_Problem to solve_
Please give the listing again in full, leaving out its images.

Start of Data in this exercise

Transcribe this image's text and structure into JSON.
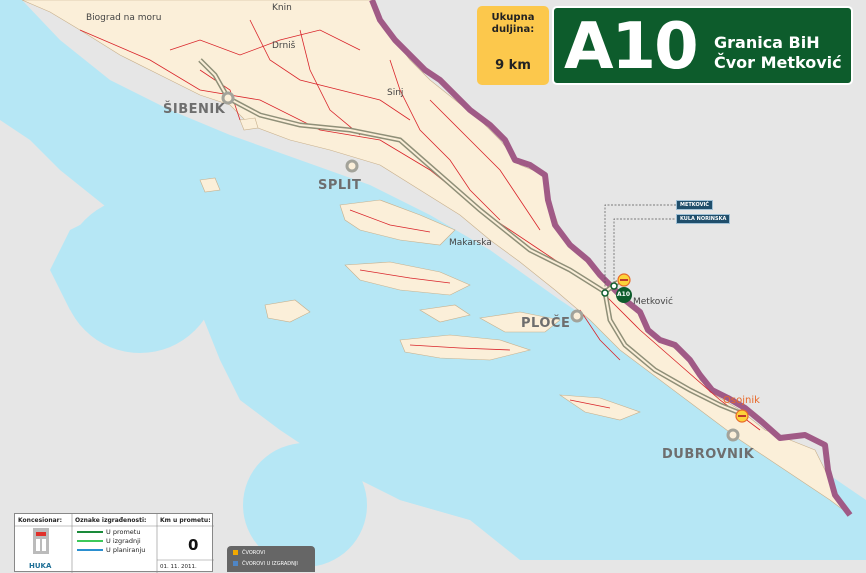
{
  "header": {
    "length_label": "Ukupna duljina:",
    "length_value": "9 km",
    "motorway_code": "A10",
    "route_line1": "Granica BiH",
    "route_line2": "Čvor Metković"
  },
  "places": {
    "biograd": "Biograd na moru",
    "knin": "Knin",
    "drnis": "Drniš",
    "sinj": "Sinj",
    "sibenik": "ŠIBENIK",
    "split": "SPLIT",
    "makarska": "Makarska",
    "ploce": "PLOČE",
    "metkovic": "Metković",
    "osojnik": "Osojnik",
    "dubrovnik": "DUBROVNIK"
  },
  "tags": {
    "metkovic": "METKOVIĆ",
    "kula": "KULA NORINSKA",
    "a10_marker": "A10"
  },
  "legend": {
    "concessionaire_label": "Koncesionar:",
    "status_label": "Oznake izgrađenosti:",
    "km_label": "Km u prometu:",
    "status_items": [
      {
        "label": "U prometu",
        "color": "#1a8a3a"
      },
      {
        "label": "U izgradnji",
        "color": "#3cc85a"
      },
      {
        "label": "U planiranju",
        "color": "#2a8fd0"
      }
    ],
    "km_value": "0",
    "date": "01. 11. 2011.",
    "logo_text": "HUKA"
  },
  "legend2": {
    "items": [
      {
        "label": "ČVOROVI",
        "color": "#f2a900"
      },
      {
        "label": "ČVOROVI U IZGRADNJI",
        "color": "#4f86c6"
      }
    ]
  },
  "colors": {
    "sea": "#b6e7f5",
    "land": "#fbefd9",
    "border": "#a05a86",
    "motorway": "#9c9c84",
    "roads": "#d9242a",
    "sign_green": "#0d5c2c",
    "length_yellow": "#fcc84c"
  }
}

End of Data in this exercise

_Solution_
Transcribe this image's text and structure into JSON.
{
  "header": {
    "length_label": "Ukupna duljina:",
    "length_value": "9 km",
    "motorway_code": "A10",
    "route_line1": "Granica BiH",
    "route_line2": "Čvor Metković"
  },
  "places": {
    "biograd": "Biograd na moru",
    "knin": "Knin",
    "drnis": "Drniš",
    "sinj": "Sinj",
    "sibenik": "ŠIBENIK",
    "split": "SPLIT",
    "makarska": "Makarska",
    "ploce": "PLOČE",
    "metkovic": "Metković",
    "osojnik": "Osojnik",
    "dubrovnik": "DUBROVNIK"
  },
  "tags": {
    "metkovic": "METKOVIĆ",
    "kula": "KULA NORINSKA",
    "a10_marker": "A10"
  },
  "legend": {
    "concessionaire_label": "Koncesionar:",
    "status_label": "Oznake izgrađenosti:",
    "km_label": "Km u prometu:",
    "status_items": [
      {
        "label": "U prometu",
        "color": "#1a8a3a"
      },
      {
        "label": "U izgradnji",
        "color": "#3cc85a"
      },
      {
        "label": "U planiranju",
        "color": "#2a8fd0"
      }
    ],
    "km_value": "0",
    "date": "01. 11. 2011.",
    "logo_text": "HUKA"
  },
  "legend2": {
    "items": [
      {
        "label": "ČVOROVI",
        "color": "#f2a900"
      },
      {
        "label": "ČVOROVI U IZGRADNJI",
        "color": "#4f86c6"
      }
    ]
  },
  "colors": {
    "sea": "#b6e7f5",
    "land": "#fbefd9",
    "border": "#a05a86",
    "motorway": "#9c9c84",
    "roads": "#d9242a",
    "sign_green": "#0d5c2c",
    "length_yellow": "#fcc84c"
  }
}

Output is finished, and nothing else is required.